I started grad school in 2006, and I had enough money from my teaching salary that I could splurge a little more on food than I had as an undergrad. I bought chicken and veggies and generally ate more like I had when I was in France. I bought a road bike and used it almost exclusively. By the end of grad school, I weighed about 125 pounds.
In 2008, I got a real job and married a lawyer, which meant our food budget was enough that I could splurge. Between that and the stress, I dropped another ten pounds in a year and a half without ever meaning to. I was too stressed and in physical pain to work out anymore; running and biking hard made me feel ill, so I lost most of my muscle mass.
I got divorced in 2009, alarmed at how little I weighed — the lowest since age 17. I made an effort to get healthy again, and cured myself of my debilitating chest pain. I was still pretty skinny, but I looked and felt OK again. I remembered that I’d been skinny for most of my life, so I ate whatever I wanted and called it good.
Me in 2010, fitting into my Grandmother’s 22-inch-waist dress from the 1940s.
There were a lot of people who apparently thought I was still too skinny, however, and they made a point to tell me so. They asked what I ate and gave me plenty of non-expert medical and nutrition advice. They suggested I do more squats at the gym. They suggested I eat until it was uncomfortable.

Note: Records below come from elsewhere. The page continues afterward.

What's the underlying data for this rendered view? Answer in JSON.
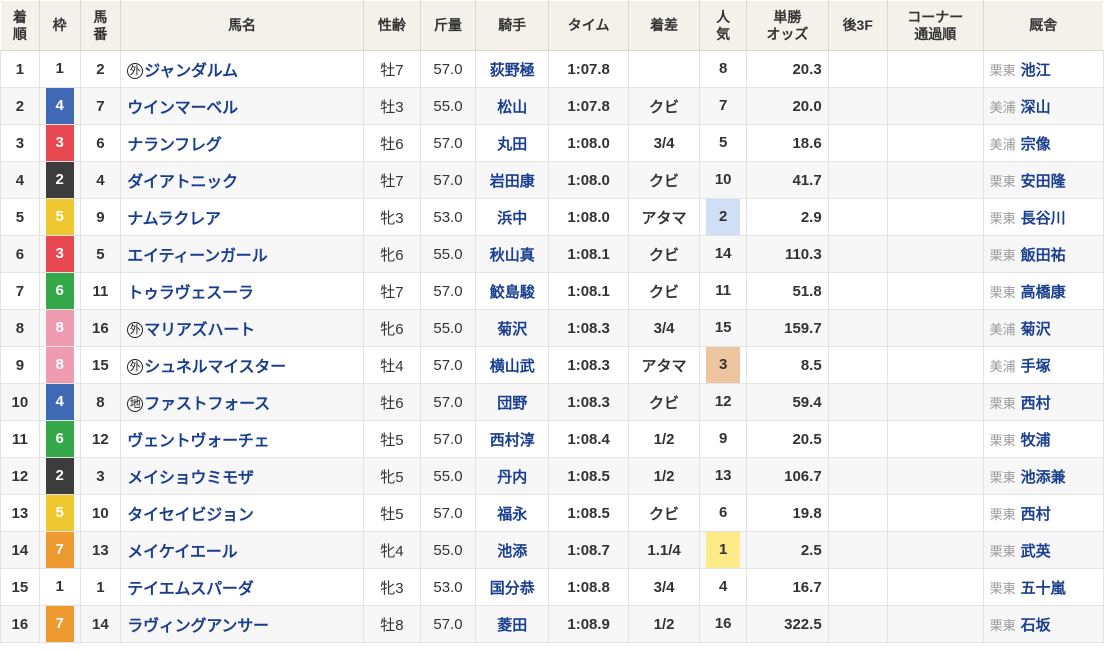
{
  "table": {
    "headers": {
      "rank": "着順",
      "frame": "枠",
      "horse_no": "馬番",
      "horse_name": "馬名",
      "sex_age": "性齢",
      "weight": "斤量",
      "jockey": "騎手",
      "time": "タイム",
      "margin": "着差",
      "popularity": "人気",
      "odds": "単勝\nオッズ",
      "odds_line1": "単勝",
      "odds_line2": "オッズ",
      "last_3f": "後3F",
      "corner": "コーナー\n通過順",
      "corner_line1": "コーナー",
      "corner_line2": "通過順",
      "stable": "厩舎",
      "rank_line1": "着",
      "rank_line2": "順"
    },
    "frame_colors": {
      "1": "#ffffff",
      "2": "#3c3c3c",
      "3": "#e8484f",
      "4": "#4069b5",
      "5": "#efc72f",
      "6": "#35a94a",
      "7": "#ee9a30",
      "8": "#f09cb0"
    },
    "popularity_colors": {
      "1": "#fdeb87",
      "2": "#cfdff5",
      "3": "#edc6a0"
    },
    "rows": [
      {
        "rank": "1",
        "frame": "1",
        "horse_no": "2",
        "mark": "外",
        "horse_name": "ジャンダルム",
        "sex_age": "牡7",
        "weight": "57.0",
        "jockey": "荻野極",
        "time": "1:07.8",
        "margin": "",
        "popularity": "8",
        "odds": "20.3",
        "last_3f": "",
        "corner": "",
        "stable_area": "栗東",
        "stable_name": "池江"
      },
      {
        "rank": "2",
        "frame": "4",
        "horse_no": "7",
        "mark": "",
        "horse_name": "ウインマーベル",
        "sex_age": "牡3",
        "weight": "55.0",
        "jockey": "松山",
        "time": "1:07.8",
        "margin": "クビ",
        "popularity": "7",
        "odds": "20.0",
        "last_3f": "",
        "corner": "",
        "stable_area": "美浦",
        "stable_name": "深山"
      },
      {
        "rank": "3",
        "frame": "3",
        "horse_no": "6",
        "mark": "",
        "horse_name": "ナランフレグ",
        "sex_age": "牡6",
        "weight": "57.0",
        "jockey": "丸田",
        "time": "1:08.0",
        "margin": "3/4",
        "popularity": "5",
        "odds": "18.6",
        "last_3f": "",
        "corner": "",
        "stable_area": "美浦",
        "stable_name": "宗像"
      },
      {
        "rank": "4",
        "frame": "2",
        "horse_no": "4",
        "mark": "",
        "horse_name": "ダイアトニック",
        "sex_age": "牡7",
        "weight": "57.0",
        "jockey": "岩田康",
        "time": "1:08.0",
        "margin": "クビ",
        "popularity": "10",
        "odds": "41.7",
        "last_3f": "",
        "corner": "",
        "stable_area": "栗東",
        "stable_name": "安田隆"
      },
      {
        "rank": "5",
        "frame": "5",
        "horse_no": "9",
        "mark": "",
        "horse_name": "ナムラクレア",
        "sex_age": "牝3",
        "weight": "53.0",
        "jockey": "浜中",
        "time": "1:08.0",
        "margin": "アタマ",
        "popularity": "2",
        "odds": "2.9",
        "last_3f": "",
        "corner": "",
        "stable_area": "栗東",
        "stable_name": "長谷川"
      },
      {
        "rank": "6",
        "frame": "3",
        "horse_no": "5",
        "mark": "",
        "horse_name": "エイティーンガール",
        "sex_age": "牝6",
        "weight": "55.0",
        "jockey": "秋山真",
        "time": "1:08.1",
        "margin": "クビ",
        "popularity": "14",
        "odds": "110.3",
        "last_3f": "",
        "corner": "",
        "stable_area": "栗東",
        "stable_name": "飯田祐"
      },
      {
        "rank": "7",
        "frame": "6",
        "horse_no": "11",
        "mark": "",
        "horse_name": "トゥラヴェスーラ",
        "sex_age": "牡7",
        "weight": "57.0",
        "jockey": "鮫島駿",
        "time": "1:08.1",
        "margin": "クビ",
        "popularity": "11",
        "odds": "51.8",
        "last_3f": "",
        "corner": "",
        "stable_area": "栗東",
        "stable_name": "高橋康"
      },
      {
        "rank": "8",
        "frame": "8",
        "horse_no": "16",
        "mark": "外",
        "horse_name": "マリアズハート",
        "sex_age": "牝6",
        "weight": "55.0",
        "jockey": "菊沢",
        "time": "1:08.3",
        "margin": "3/4",
        "popularity": "15",
        "odds": "159.7",
        "last_3f": "",
        "corner": "",
        "stable_area": "美浦",
        "stable_name": "菊沢"
      },
      {
        "rank": "9",
        "frame": "8",
        "horse_no": "15",
        "mark": "外",
        "horse_name": "シュネルマイスター",
        "sex_age": "牡4",
        "weight": "57.0",
        "jockey": "横山武",
        "time": "1:08.3",
        "margin": "アタマ",
        "popularity": "3",
        "odds": "8.5",
        "last_3f": "",
        "corner": "",
        "stable_area": "美浦",
        "stable_name": "手塚"
      },
      {
        "rank": "10",
        "frame": "4",
        "horse_no": "8",
        "mark": "地",
        "horse_name": "ファストフォース",
        "sex_age": "牡6",
        "weight": "57.0",
        "jockey": "団野",
        "time": "1:08.3",
        "margin": "クビ",
        "popularity": "12",
        "odds": "59.4",
        "last_3f": "",
        "corner": "",
        "stable_area": "栗東",
        "stable_name": "西村"
      },
      {
        "rank": "11",
        "frame": "6",
        "horse_no": "12",
        "mark": "",
        "horse_name": "ヴェントヴォーチェ",
        "sex_age": "牡5",
        "weight": "57.0",
        "jockey": "西村淳",
        "time": "1:08.4",
        "margin": "1/2",
        "popularity": "9",
        "odds": "20.5",
        "last_3f": "",
        "corner": "",
        "stable_area": "栗東",
        "stable_name": "牧浦"
      },
      {
        "rank": "12",
        "frame": "2",
        "horse_no": "3",
        "mark": "",
        "horse_name": "メイショウミモザ",
        "sex_age": "牝5",
        "weight": "55.0",
        "jockey": "丹内",
        "time": "1:08.5",
        "margin": "1/2",
        "popularity": "13",
        "odds": "106.7",
        "last_3f": "",
        "corner": "",
        "stable_area": "栗東",
        "stable_name": "池添兼"
      },
      {
        "rank": "13",
        "frame": "5",
        "horse_no": "10",
        "mark": "",
        "horse_name": "タイセイビジョン",
        "sex_age": "牡5",
        "weight": "57.0",
        "jockey": "福永",
        "time": "1:08.5",
        "margin": "クビ",
        "popularity": "6",
        "odds": "19.8",
        "last_3f": "",
        "corner": "",
        "stable_area": "栗東",
        "stable_name": "西村"
      },
      {
        "rank": "14",
        "frame": "7",
        "horse_no": "13",
        "mark": "",
        "horse_name": "メイケイエール",
        "sex_age": "牝4",
        "weight": "55.0",
        "jockey": "池添",
        "time": "1:08.7",
        "margin": "1.1/4",
        "popularity": "1",
        "odds": "2.5",
        "last_3f": "",
        "corner": "",
        "stable_area": "栗東",
        "stable_name": "武英"
      },
      {
        "rank": "15",
        "frame": "1",
        "horse_no": "1",
        "mark": "",
        "horse_name": "テイエムスパーダ",
        "sex_age": "牝3",
        "weight": "53.0",
        "jockey": "国分恭",
        "time": "1:08.8",
        "margin": "3/4",
        "popularity": "4",
        "odds": "16.7",
        "last_3f": "",
        "corner": "",
        "stable_area": "栗東",
        "stable_name": "五十嵐"
      },
      {
        "rank": "16",
        "frame": "7",
        "horse_no": "14",
        "mark": "",
        "horse_name": "ラヴィングアンサー",
        "sex_age": "牡8",
        "weight": "57.0",
        "jockey": "菱田",
        "time": "1:08.9",
        "margin": "1/2",
        "popularity": "16",
        "odds": "322.5",
        "last_3f": "",
        "corner": "",
        "stable_area": "栗東",
        "stable_name": "石坂"
      }
    ]
  }
}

In fact, everyone had a different approach I should take to gaining weight. Some of them listened at the bathroom door to make sure I wasn’t bulimic. I started protesting, automatically, whenever anyone brought up how small I was, “I’m just small-boned.” I started wondering, am I the only person who thinks it’s weird that people are allowed to pass negative moral judgement on thin girls this way? It seems way more culturally acceptable to give me unsolicited nutrition and weight advice up close and personal than it would be to stop an obese woman on her way to grab silverware and give her unsolicited nutrition and weight advice.

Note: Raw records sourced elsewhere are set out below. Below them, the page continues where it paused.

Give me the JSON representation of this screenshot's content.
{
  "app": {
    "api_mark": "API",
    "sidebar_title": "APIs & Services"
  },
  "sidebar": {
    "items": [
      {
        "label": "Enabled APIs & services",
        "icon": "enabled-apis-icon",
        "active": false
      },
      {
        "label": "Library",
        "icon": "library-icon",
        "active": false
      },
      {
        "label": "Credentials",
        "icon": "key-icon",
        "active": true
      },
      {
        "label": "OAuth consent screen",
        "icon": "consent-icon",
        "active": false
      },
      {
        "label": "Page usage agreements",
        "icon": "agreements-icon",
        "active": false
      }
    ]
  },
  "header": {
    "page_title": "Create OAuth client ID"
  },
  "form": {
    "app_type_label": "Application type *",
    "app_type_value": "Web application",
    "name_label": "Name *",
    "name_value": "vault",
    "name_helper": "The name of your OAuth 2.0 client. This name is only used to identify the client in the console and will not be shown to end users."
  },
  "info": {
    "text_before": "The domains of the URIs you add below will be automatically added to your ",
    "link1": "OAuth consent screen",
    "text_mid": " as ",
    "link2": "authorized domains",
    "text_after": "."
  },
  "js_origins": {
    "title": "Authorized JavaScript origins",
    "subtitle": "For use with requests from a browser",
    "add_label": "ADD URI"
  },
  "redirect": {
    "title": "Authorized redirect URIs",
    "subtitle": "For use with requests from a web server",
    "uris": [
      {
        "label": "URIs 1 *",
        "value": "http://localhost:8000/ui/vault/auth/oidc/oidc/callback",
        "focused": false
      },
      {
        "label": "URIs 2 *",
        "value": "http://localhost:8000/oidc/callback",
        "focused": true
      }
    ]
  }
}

The thing of it is, I do have small bone structure. I’ve always had small bone structure. Even at less than 110 pounds, I still had curves. In that way, I’ve won the genetic jackpot, I guess. But in other ways, it’s a huge inconvenience — even aside from the unsolicited comments. I am so slight that I tend to injure myself at pressure points that would not even phase someone else; right now, I’m recovering from a cracked rib that wouldn’t have broken on a larger person. Before you start saying that’s probably my own fault, I’ve faithfully taken calcium in various forms and drunk milk my whole life. This actually was worse when I was heavier; I injured my wrists repeatedly trying to hang my weight from them and my joints hurt when I ran, which has not been the case recently. Now I can do pull-ups, no problem. Strength to weight ratios, baby.
All of the unsolicited advice affects me, as it affects anyone. I stopped doing cardio years ago, opting for the occasional sprint instead. I’ve played with things, stopped eating gluten, started eating more meat and fat. At one point, I made a food diary and checked in with a nutritionist, and she told me my diet was perfect. I got a few blood tests to check my thyroid, iron and so on, and everything was still normal.
This last winter, it got to the point that I literally tried to gain weight and literally lost weight instead — hence, despite being mystified and frustrated by my excess pounds for years, sometimes I have a hard time believing weight loss should be difficult for anyone. Apparently all you have to do is a little cold-weather recreation while you eat a ton of organic grass-fed meat, organic veggies, dark chocolate and as much butter, cream and coconut oil as you can get down.
Or maybe I just have parasites from all my travels. It’s something to consider. I’ll probably get that tested soon.